3 June Sunday

A sparrow hawk smashed into the window and lay stunned on the ground just long enough for me to get a quick photograph of him through the glass. After a five minutes he was up and away again .

 

2 June Saturday

They are still working on the new public toilets in Cahir. It has been months now. There was a lot of digging and pipe laying which went on for ages. And that was after the toilets had already been closed for a year or so. The little temporary toilets are still down in the car park which is convenient for the stall owners at the market. It means they do not have so far to go if they need to use the loo. The new toilets are the talk of the town. They are modern and shiny and sort of glamorous in a crazy way. The castle is in sight, just down the hill on the other side of the river. Cahir is a heritage town. It was once a stagecoach stop and it is full of traditional  buildings. Suddenly there is this silvery grey pointed thing popping up in between other things and right near the bus stop. There are four doors which I assume means four toilets. Today a man was putting some coin machines into the walls. It will cost 40 cents to use a toilet. Some people think this is an outrageous price. Some people think this is a bargain. No one can decide what all the space at the top of the pointy building is for. It is being widely discussed. People worry that it seems like a lot of material and space for not much function. There is more discussion about the shape of the building that there is about the 40 cent charge.

31 May Thursday

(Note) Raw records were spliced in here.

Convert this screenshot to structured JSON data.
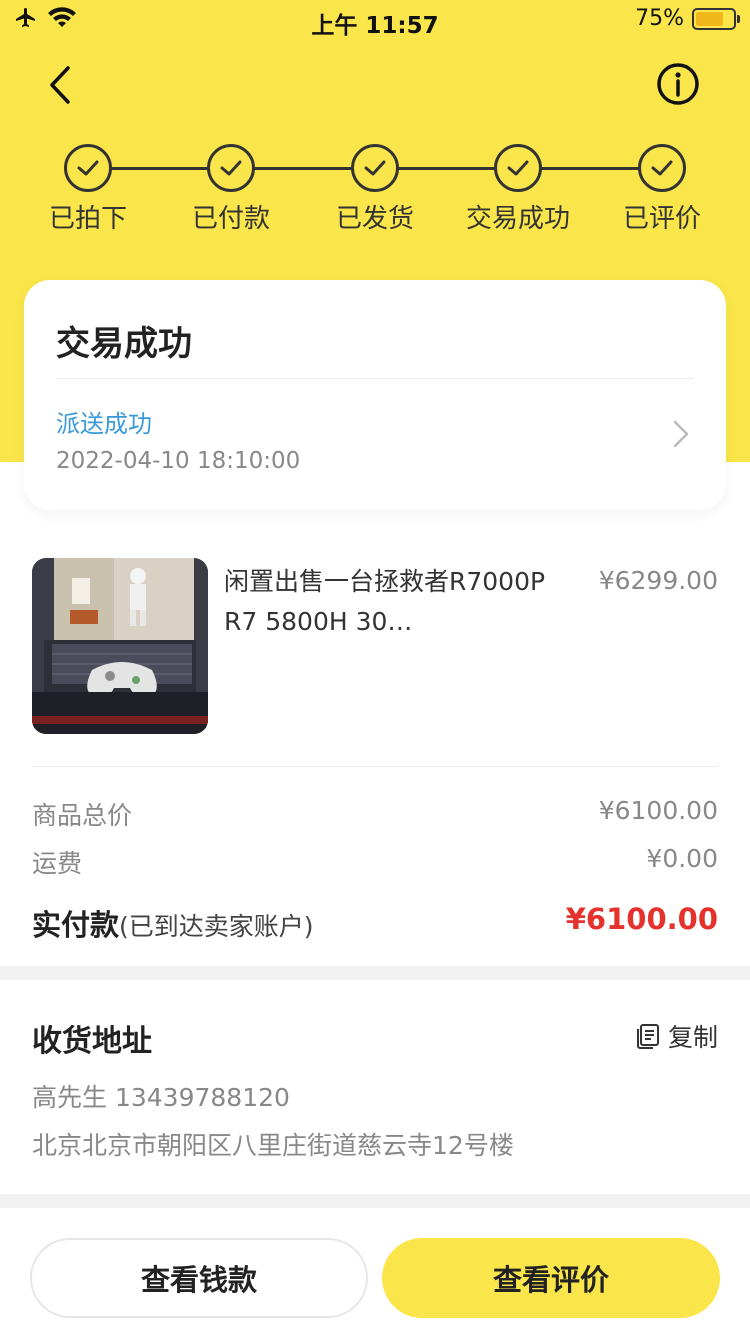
{
  "status_bar": {
    "time": "上午 11:57",
    "battery_percent": "75%",
    "battery_level": 0.75,
    "icons": [
      "airplane-icon",
      "wifi-icon",
      "battery-icon"
    ]
  },
  "nav": {
    "back_icon": "chevron-left-icon",
    "info_icon": "info-icon"
  },
  "progress": {
    "steps": [
      {
        "label": "已拍下"
      },
      {
        "label": "已付款"
      },
      {
        "label": "已发货"
      },
      {
        "label": "交易成功"
      },
      {
        "label": "已评价"
      }
    ]
  },
  "status_card": {
    "title": "交易成功",
    "delivery_status": "派送成功",
    "datetime": "2022-04-10 18:10:00"
  },
  "product": {
    "name": "闲置出售一台拯救者R7000P R7 5800H 30…",
    "price": "¥6299.00"
  },
  "summary": {
    "goods_total_label": "商品总价",
    "goods_total_value": "¥6100.00",
    "shipping_label": "运费",
    "shipping_value": "¥0.00",
    "paid_label": "实付款",
    "paid_note": "(已到达卖家账户)",
    "paid_value": "¥6100.00"
  },
  "address": {
    "title": "收货地址",
    "copy_label": "复制",
    "person": "高先生 13439788120",
    "full_address": "北京北京市朝阳区八里庄街道慈云寺12号楼"
  },
  "actions": {
    "view_payment": "查看钱款",
    "view_review": "查看评价"
  },
  "colors": {
    "brand_yellow": "#fae64a",
    "price_red": "#e5322d",
    "link_blue": "#3a9ad9"
  }
}
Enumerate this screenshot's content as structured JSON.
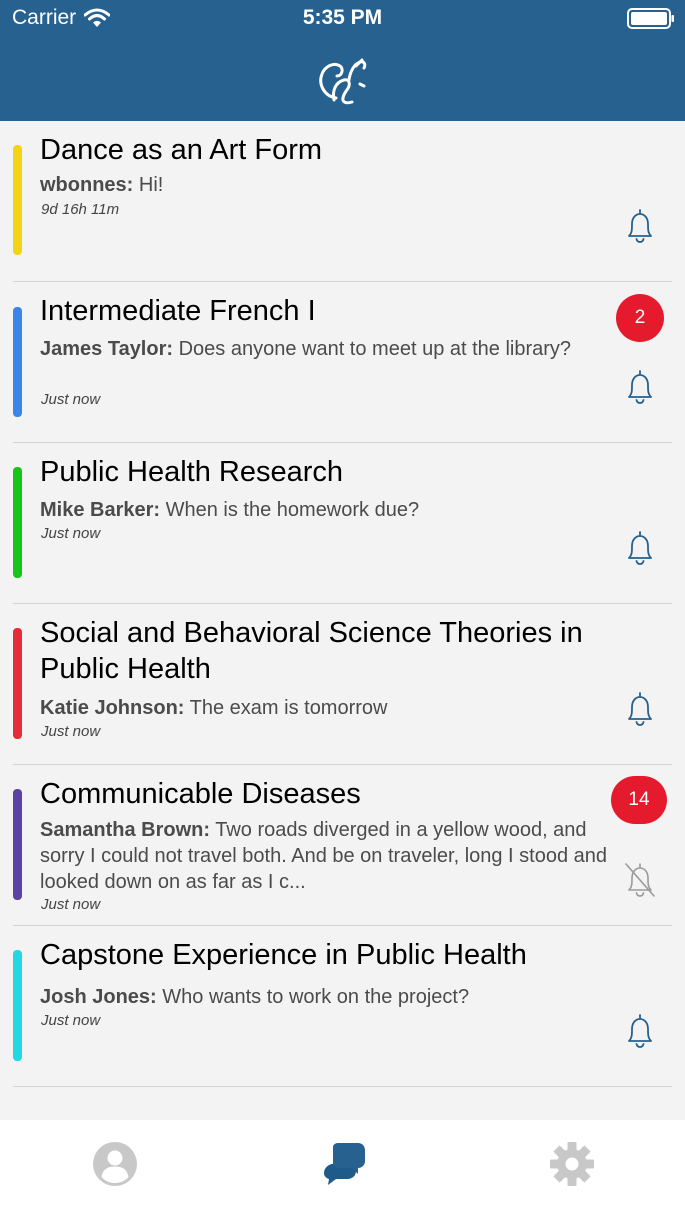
{
  "status_bar": {
    "carrier": "Carrier",
    "time": "5:35 PM"
  },
  "colors": {
    "header": "#266190",
    "badge": "#e51b2d",
    "bell": "#266190",
    "muted_bell": "#9a9a9a",
    "tab_inactive": "#c8c8c8",
    "tab_active": "#266190"
  },
  "header": {
    "logo_icon": "squirrel-logo-icon"
  },
  "conversations": [
    {
      "title": "Dance as an Art Form",
      "sender": "wbonnes:",
      "message": " Hi!",
      "time": "9d 16h 11m",
      "badge": "",
      "color": "#f2d414",
      "bell": "bell-icon"
    },
    {
      "title": "Intermediate French I",
      "sender": "James Taylor:",
      "message": " Does anyone want to meet up at the library?",
      "time": "Just now",
      "badge": "2",
      "color": "#3a85ea",
      "bell": "bell-icon"
    },
    {
      "title": "Public Health Research",
      "sender": "Mike Barker:",
      "message": " When is the homework due?",
      "time": "Just now",
      "badge": "",
      "color": "#16c41a",
      "bell": "bell-icon"
    },
    {
      "title": "Social and Behavioral Science Theories in Public Health",
      "sender": "Katie Johnson:",
      "message": " The exam is tomorrow",
      "time": "Just now",
      "badge": "",
      "color": "#e52d3a",
      "bell": "bell-icon"
    },
    {
      "title": "Communicable Diseases",
      "sender": "Samantha Brown:",
      "message": " Two roads diverged in a yellow wood, and sorry I could not travel both. And be on traveler, long I stood and looked down on as far as I c...",
      "time": "Just now",
      "badge": "14",
      "color": "#5b43a5",
      "bell": "bell-muted-icon"
    },
    {
      "title": "Capstone Experience in Public Health",
      "sender": "Josh Jones:",
      "message": " Who wants to work on the project?",
      "time": "Just now",
      "badge": "",
      "color": "#23d8e1",
      "bell": "bell-icon"
    }
  ],
  "tabs": [
    {
      "icon": "profile-icon",
      "active": false
    },
    {
      "icon": "chat-bubbles-icon",
      "active": true
    },
    {
      "icon": "gear-icon",
      "active": false
    }
  ]
}
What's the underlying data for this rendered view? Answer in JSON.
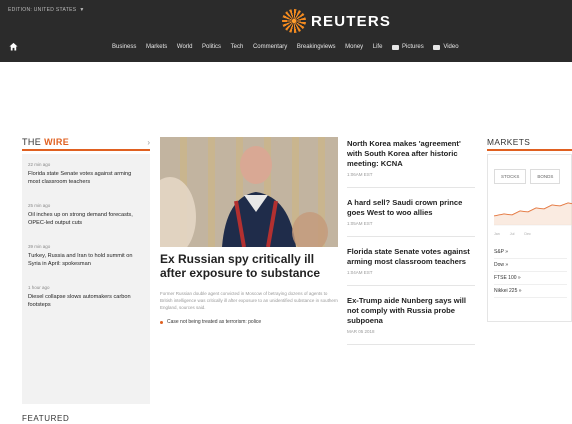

The cows are bellowing in the fields in two directions so it is a little bit like several radios on, but it is not exactly stereo. It is always just a few beats off. Anthony Keating’s cows are up in the very steep pasture which used to be Johnnie Mackin’s field. Or maybe they are Donal Keating’s cows not Anthony Keating’s cows. I keep an eye on any cows when they are there because the field is too straight up and down to be fully believable. I fear they will fall off and roll right down if they put a foot wrong. Joe Keating’s cows are in the near field and Joe Casey’s cows are in the field directly above the house. We cannot see Joe Casey’s cows but we can hear them. They are extremely close but the ditch has grown up so it is like while they are the nearest, they are also invisible. There is a bull or a cow who is moaning and bellowing up there. It is making the cows over on Mackin’s field bellow back. Sometimes Joe Keating’s herd joins in. It is a loud and all day kind of noise. It is rare to have cows in all three of these fields at the same time. Usually if a herd is in one field there are no cows in any of the other fields immediately around us. I like to think that all the noise has to do with various kinds of greetings and a shared delight in this glorious weather as well as the proximity.   Between all the cows and all the Keatings and the two Joes it is a distracting kind of day with nothing but birdsong to interrupt all the bellowing.